YOUR OBJECTIVE:
Which lines in the records below contain the word "this"? Copy each one out.

===== LISTED ENTRIES

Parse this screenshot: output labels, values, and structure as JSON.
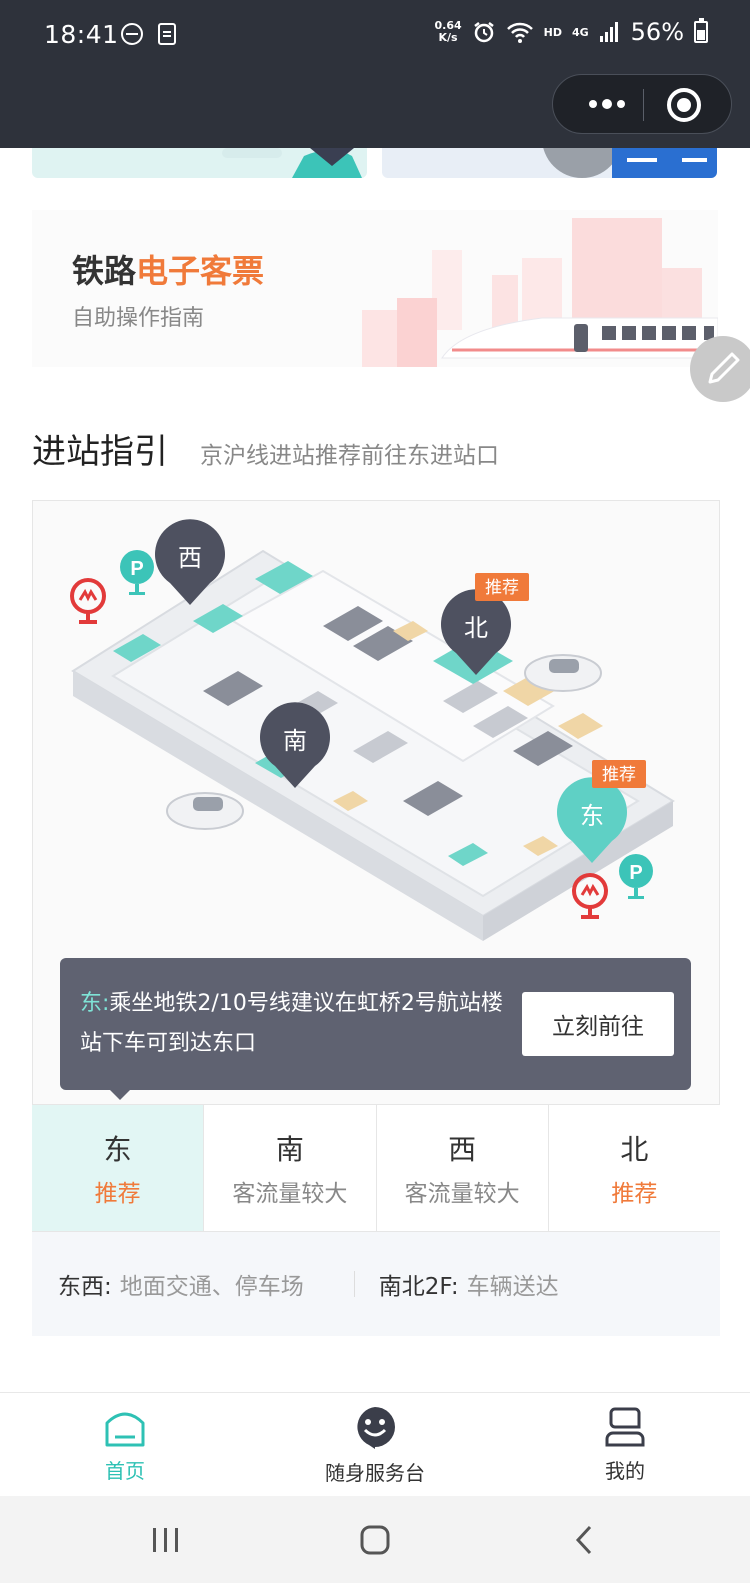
{
  "status_bar": {
    "time": "18:41",
    "net_speed_top": "0.64",
    "net_speed_unit": "K/s",
    "hd": "HD",
    "network": "4G",
    "battery": "56%"
  },
  "rail_banner": {
    "title_main": "铁路",
    "title_accent": "电子客票",
    "subtitle": "自助操作指南"
  },
  "section": {
    "title": "进站指引",
    "subtitle": "京沪线进站推荐前往东进站口"
  },
  "map": {
    "pins": {
      "west": "西",
      "north": "北",
      "south": "南",
      "east": "东"
    },
    "recommend_tag": "推荐",
    "parking_label": "P"
  },
  "tip": {
    "direction": "东:",
    "text": "乘坐地铁2/10号线建议在虹桥2号航站楼站下车可到达东口",
    "button": "立刻前往"
  },
  "tabs": [
    {
      "name": "东",
      "note": "推荐",
      "recommended": true,
      "active": true
    },
    {
      "name": "南",
      "note": "客流量较大",
      "recommended": false,
      "active": false
    },
    {
      "name": "西",
      "note": "客流量较大",
      "recommended": false,
      "active": false
    },
    {
      "name": "北",
      "note": "推荐",
      "recommended": true,
      "active": false
    }
  ],
  "traffic": {
    "ew_label": "东西:",
    "ew_value": "地面交通、停车场",
    "ns_label": "南北2F:",
    "ns_value": "车辆送达"
  },
  "bottom_nav": {
    "home": "首页",
    "service": "随身服务台",
    "mine": "我的"
  },
  "colors": {
    "accent": "#2ec1b4",
    "orange": "#f07a3a",
    "pin": "#4e5160"
  }
}
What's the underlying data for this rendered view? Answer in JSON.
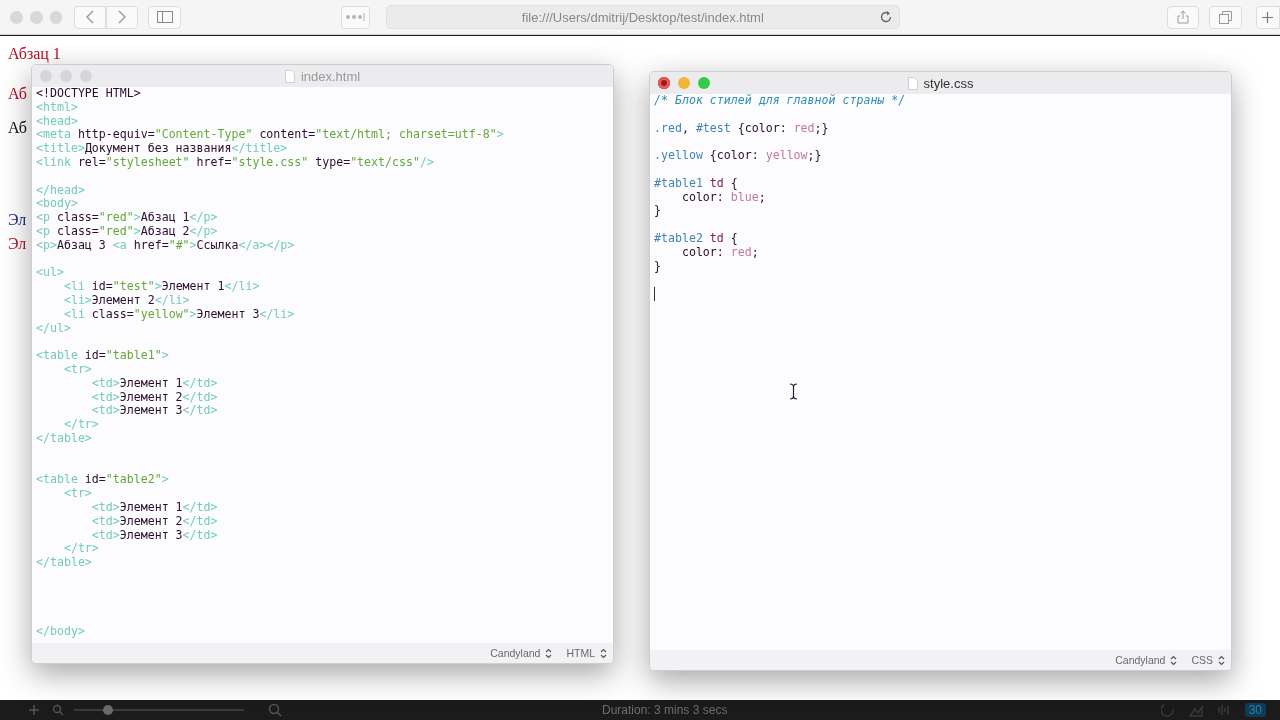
{
  "browser": {
    "url": "file:///Users/dmitrij/Desktop/test/index.html"
  },
  "page_text": [
    {
      "text": "Абзац 1",
      "color": "#b3122e",
      "kind": "paragraph"
    },
    {
      "text": "Аб",
      "color": "#b3122e",
      "kind": "paragraph"
    },
    {
      "text": "Аб",
      "color": "#111111",
      "kind": "paragraph"
    },
    {
      "text": "Эл",
      "color": "#1c2a8c",
      "kind": "cell"
    },
    {
      "text": "Эл",
      "color": "#b3122e",
      "kind": "cell"
    }
  ],
  "editors": [
    {
      "title": "index.html",
      "active": false,
      "footer": [
        "Candyland",
        "HTML"
      ],
      "lines": [
        {
          "kind": "code",
          "tokens": [
            {
              "t": "<!DOCTYPE HTML>",
              "kind": "text"
            }
          ]
        },
        {
          "kind": "code",
          "tokens": [
            {
              "t": "<html>",
              "kind": "tag"
            }
          ]
        },
        {
          "kind": "code",
          "tokens": [
            {
              "t": "<head>",
              "kind": "tag"
            }
          ]
        },
        {
          "kind": "code",
          "tokens": [
            {
              "t": "<meta",
              "kind": "tag"
            },
            {
              "t": " http-equiv=",
              "kind": "attr"
            },
            {
              "t": "\"Content-Type\"",
              "kind": "str"
            },
            {
              "t": " content=",
              "kind": "attr"
            },
            {
              "t": "\"text/html; charset=utf-8\"",
              "kind": "str"
            },
            {
              "t": ">",
              "kind": "tag"
            }
          ]
        },
        {
          "kind": "code",
          "tokens": [
            {
              "t": "<title>",
              "kind": "tag"
            },
            {
              "t": "Документ без названия",
              "kind": "text"
            },
            {
              "t": "</title>",
              "kind": "tag"
            }
          ]
        },
        {
          "kind": "code",
          "tokens": [
            {
              "t": "<link",
              "kind": "tag"
            },
            {
              "t": " rel=",
              "kind": "attr"
            },
            {
              "t": "\"stylesheet\"",
              "kind": "str"
            },
            {
              "t": " href=",
              "kind": "attr"
            },
            {
              "t": "\"style.css\"",
              "kind": "str"
            },
            {
              "t": " type=",
              "kind": "attr"
            },
            {
              "t": "\"text/css\"",
              "kind": "str"
            },
            {
              "t": "/>",
              "kind": "tag"
            }
          ]
        },
        {
          "kind": "blank"
        },
        {
          "kind": "code",
          "tokens": [
            {
              "t": "</head>",
              "kind": "tag"
            }
          ]
        },
        {
          "kind": "code",
          "tokens": [
            {
              "t": "<body>",
              "kind": "tag"
            }
          ]
        },
        {
          "kind": "code",
          "tokens": [
            {
              "t": "<p",
              "kind": "tag"
            },
            {
              "t": " class=",
              "kind": "attr"
            },
            {
              "t": "\"red\"",
              "kind": "str"
            },
            {
              "t": ">",
              "kind": "tag"
            },
            {
              "t": "Абзац 1",
              "kind": "text"
            },
            {
              "t": "</p>",
              "kind": "tag"
            }
          ]
        },
        {
          "kind": "code",
          "tokens": [
            {
              "t": "<p",
              "kind": "tag"
            },
            {
              "t": " class=",
              "kind": "attr"
            },
            {
              "t": "\"red\"",
              "kind": "str"
            },
            {
              "t": ">",
              "kind": "tag"
            },
            {
              "t": "Абзац 2",
              "kind": "text"
            },
            {
              "t": "</p>",
              "kind": "tag"
            }
          ]
        },
        {
          "kind": "code",
          "tokens": [
            {
              "t": "<p>",
              "kind": "tag"
            },
            {
              "t": "Абзац 3 ",
              "kind": "text"
            },
            {
              "t": "<a",
              "kind": "tag"
            },
            {
              "t": " href=",
              "kind": "attr"
            },
            {
              "t": "\"#\"",
              "kind": "str"
            },
            {
              "t": ">",
              "kind": "tag"
            },
            {
              "t": "Ссылка",
              "kind": "text"
            },
            {
              "t": "</a></p>",
              "kind": "tag"
            }
          ]
        },
        {
          "kind": "blank"
        },
        {
          "kind": "code",
          "tokens": [
            {
              "t": "<ul>",
              "kind": "tag"
            }
          ]
        },
        {
          "kind": "code",
          "tokens": [
            {
              "t": "    <li",
              "kind": "tag"
            },
            {
              "t": " id=",
              "kind": "attr"
            },
            {
              "t": "\"test\"",
              "kind": "str"
            },
            {
              "t": ">",
              "kind": "tag"
            },
            {
              "t": "Элемент 1",
              "kind": "text"
            },
            {
              "t": "</li>",
              "kind": "tag"
            }
          ]
        },
        {
          "kind": "code",
          "tokens": [
            {
              "t": "    <li>",
              "kind": "tag"
            },
            {
              "t": "Элемент 2",
              "kind": "text"
            },
            {
              "t": "</li>",
              "kind": "tag"
            }
          ]
        },
        {
          "kind": "code",
          "tokens": [
            {
              "t": "    <li",
              "kind": "tag"
            },
            {
              "t": " class=",
              "kind": "attr"
            },
            {
              "t": "\"yellow\"",
              "kind": "str"
            },
            {
              "t": ">",
              "kind": "tag"
            },
            {
              "t": "Элемент 3",
              "kind": "text"
            },
            {
              "t": "</li>",
              "kind": "tag"
            }
          ]
        },
        {
          "kind": "code",
          "tokens": [
            {
              "t": "</ul>",
              "kind": "tag"
            }
          ]
        },
        {
          "kind": "blank"
        },
        {
          "kind": "code",
          "tokens": [
            {
              "t": "<table",
              "kind": "tag"
            },
            {
              "t": " id=",
              "kind": "attr"
            },
            {
              "t": "\"table1\"",
              "kind": "str"
            },
            {
              "t": ">",
              "kind": "tag"
            }
          ]
        },
        {
          "kind": "code",
          "tokens": [
            {
              "t": "    <tr>",
              "kind": "tag"
            }
          ]
        },
        {
          "kind": "code",
          "tokens": [
            {
              "t": "        <td>",
              "kind": "tag"
            },
            {
              "t": "Элемент 1",
              "kind": "text"
            },
            {
              "t": "</td>",
              "kind": "tag"
            }
          ]
        },
        {
          "kind": "code",
          "tokens": [
            {
              "t": "        <td>",
              "kind": "tag"
            },
            {
              "t": "Элемент 2",
              "kind": "text"
            },
            {
              "t": "</td>",
              "kind": "tag"
            }
          ]
        },
        {
          "kind": "code",
          "tokens": [
            {
              "t": "        <td>",
              "kind": "tag"
            },
            {
              "t": "Элемент 3",
              "kind": "text"
            },
            {
              "t": "</td>",
              "kind": "tag"
            }
          ]
        },
        {
          "kind": "code",
          "tokens": [
            {
              "t": "    </tr>",
              "kind": "tag"
            }
          ]
        },
        {
          "kind": "code",
          "tokens": [
            {
              "t": "</table>",
              "kind": "tag"
            }
          ]
        },
        {
          "kind": "blank"
        },
        {
          "kind": "blank"
        },
        {
          "kind": "code",
          "tokens": [
            {
              "t": "<table",
              "kind": "tag"
            },
            {
              "t": " id=",
              "kind": "attr"
            },
            {
              "t": "\"table2\"",
              "kind": "str"
            },
            {
              "t": ">",
              "kind": "tag"
            }
          ]
        },
        {
          "kind": "code",
          "tokens": [
            {
              "t": "    <tr>",
              "kind": "tag"
            }
          ]
        },
        {
          "kind": "code",
          "tokens": [
            {
              "t": "        <td>",
              "kind": "tag"
            },
            {
              "t": "Элемент 1",
              "kind": "text"
            },
            {
              "t": "</td>",
              "kind": "tag"
            }
          ]
        },
        {
          "kind": "code",
          "tokens": [
            {
              "t": "        <td>",
              "kind": "tag"
            },
            {
              "t": "Элемент 2",
              "kind": "text"
            },
            {
              "t": "</td>",
              "kind": "tag"
            }
          ]
        },
        {
          "kind": "code",
          "tokens": [
            {
              "t": "        <td>",
              "kind": "tag"
            },
            {
              "t": "Элемент 3",
              "kind": "text"
            },
            {
              "t": "</td>",
              "kind": "tag"
            }
          ]
        },
        {
          "kind": "code",
          "tokens": [
            {
              "t": "    </tr>",
              "kind": "tag"
            }
          ]
        },
        {
          "kind": "code",
          "tokens": [
            {
              "t": "</table>",
              "kind": "tag"
            }
          ]
        },
        {
          "kind": "blank"
        },
        {
          "kind": "blank"
        },
        {
          "kind": "blank"
        },
        {
          "kind": "blank"
        },
        {
          "kind": "code",
          "tokens": [
            {
              "t": "</body>",
              "kind": "tag"
            }
          ]
        }
      ]
    },
    {
      "title": "style.css",
      "active": true,
      "footer": [
        "Candyland",
        "CSS"
      ],
      "lines": [
        {
          "kind": "code",
          "tokens": [
            {
              "t": "/* Блок стилей для главной страны */",
              "kind": "comment"
            }
          ]
        },
        {
          "kind": "blank"
        },
        {
          "kind": "code",
          "tokens": [
            {
              "t": ".red",
              "kind": "sel"
            },
            {
              "t": ", ",
              "kind": "punct"
            },
            {
              "t": "#test",
              "kind": "sel"
            },
            {
              "t": " {color: ",
              "kind": "punct"
            },
            {
              "t": "red",
              "kind": "val"
            },
            {
              "t": ";}",
              "kind": "punct"
            }
          ]
        },
        {
          "kind": "blank"
        },
        {
          "kind": "code",
          "tokens": [
            {
              "t": ".yellow",
              "kind": "sel"
            },
            {
              "t": " {color: ",
              "kind": "punct"
            },
            {
              "t": "yellow",
              "kind": "val"
            },
            {
              "t": ";}",
              "kind": "punct"
            }
          ]
        },
        {
          "kind": "blank"
        },
        {
          "kind": "code",
          "tokens": [
            {
              "t": "#table1",
              "kind": "sel"
            },
            {
              "t": " td",
              "kind": "elem"
            },
            {
              "t": " {",
              "kind": "punct"
            }
          ]
        },
        {
          "kind": "code",
          "tokens": [
            {
              "t": "    color: ",
              "kind": "punct"
            },
            {
              "t": "blue",
              "kind": "val"
            },
            {
              "t": ";",
              "kind": "punct"
            }
          ]
        },
        {
          "kind": "code",
          "tokens": [
            {
              "t": "}",
              "kind": "punct"
            }
          ]
        },
        {
          "kind": "blank"
        },
        {
          "kind": "code",
          "tokens": [
            {
              "t": "#table2",
              "kind": "sel"
            },
            {
              "t": " td",
              "kind": "elem"
            },
            {
              "t": " {",
              "kind": "punct"
            }
          ]
        },
        {
          "kind": "code",
          "tokens": [
            {
              "t": "    color: ",
              "kind": "punct"
            },
            {
              "t": "red",
              "kind": "val"
            },
            {
              "t": ";",
              "kind": "punct"
            }
          ]
        },
        {
          "kind": "code",
          "tokens": [
            {
              "t": "}",
              "kind": "punct"
            }
          ]
        },
        {
          "kind": "blank"
        },
        {
          "kind": "caret"
        }
      ]
    }
  ],
  "player": {
    "duration": "Duration: 3 mins 3 secs",
    "zoom_slider": {
      "level": 0.2
    },
    "badge": "30"
  }
}
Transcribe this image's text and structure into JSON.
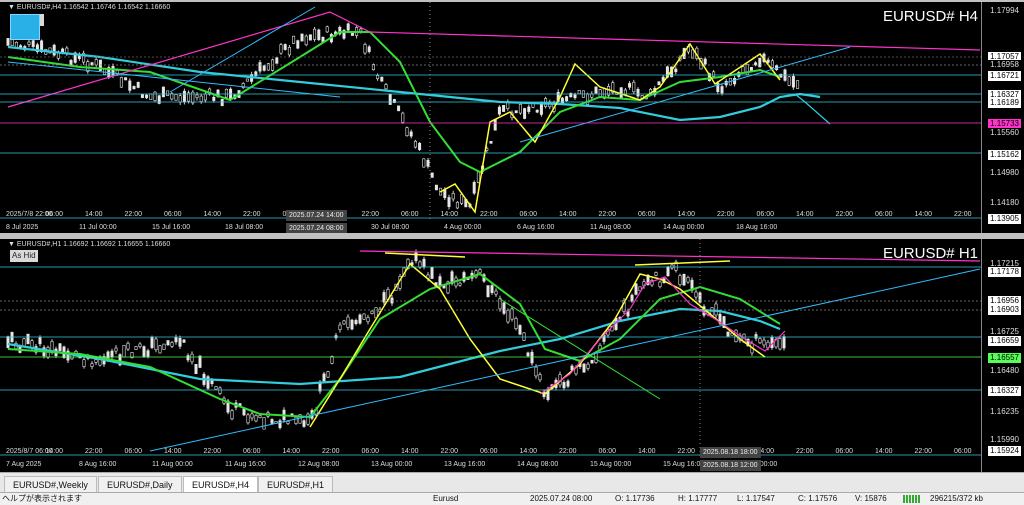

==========

EXERCISE ANSWER:
Parse this screenshot: output labels, values, and structure as JSON.
What's the underlying data for this rendered view? Answer in JSON.
Transcribe this image's text and structure into JSON.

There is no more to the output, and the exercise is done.